Mark Silk pays much closer attention to these issues than I do, so pay attention when he notes some interesting tensions between the State Department and the U.S. Commission on International Religious Liberty. I have long been suspicious of the State Department ever since I learned about their distressing attempts to frustrate U.S. support for the creation of the State of Israel after World War II. Their track record has been uneven on a host of issues from Suez to Latin America to Bosnia to Syria. That said, I am also suspicious of groups like USCIRL which tend to attract people who most care about a given issue, and who, consequently, may lack a sense of countervailing interests and values. It will be curious to see how this plays out and readers are well advised to turn to Silk to explain it.

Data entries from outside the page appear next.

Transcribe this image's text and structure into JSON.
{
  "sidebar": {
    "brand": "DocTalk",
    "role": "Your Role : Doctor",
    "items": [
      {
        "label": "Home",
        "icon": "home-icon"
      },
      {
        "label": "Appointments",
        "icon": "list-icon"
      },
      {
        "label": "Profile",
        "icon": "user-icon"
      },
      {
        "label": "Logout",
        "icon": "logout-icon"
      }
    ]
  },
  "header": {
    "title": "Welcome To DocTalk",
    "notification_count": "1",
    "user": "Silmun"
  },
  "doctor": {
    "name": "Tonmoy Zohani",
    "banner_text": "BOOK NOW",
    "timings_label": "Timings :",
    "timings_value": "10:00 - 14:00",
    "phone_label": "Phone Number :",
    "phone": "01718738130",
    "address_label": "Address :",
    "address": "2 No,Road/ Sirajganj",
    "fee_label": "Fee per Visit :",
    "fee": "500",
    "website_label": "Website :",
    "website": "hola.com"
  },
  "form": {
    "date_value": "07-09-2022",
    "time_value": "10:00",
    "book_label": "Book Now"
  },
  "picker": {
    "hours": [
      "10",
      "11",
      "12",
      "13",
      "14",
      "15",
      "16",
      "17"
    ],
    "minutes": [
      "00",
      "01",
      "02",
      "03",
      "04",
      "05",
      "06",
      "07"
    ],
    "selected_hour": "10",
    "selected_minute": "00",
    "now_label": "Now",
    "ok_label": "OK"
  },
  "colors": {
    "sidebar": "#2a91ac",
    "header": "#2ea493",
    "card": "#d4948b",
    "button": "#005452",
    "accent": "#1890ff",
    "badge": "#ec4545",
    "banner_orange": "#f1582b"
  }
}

NCR Email Alerts
Sign up to get NCR updates by email. Existing users: change your preferences here. Enter your email address in the box below and click “Go.”
In This Issue
- Editorial: Make action on poverty a national priority
- Music provides a deeper sense of promise
- SNAP concerned with survivor confidentiality after judge's sanctions
- Special Section (subscribers only): Health & Well-Being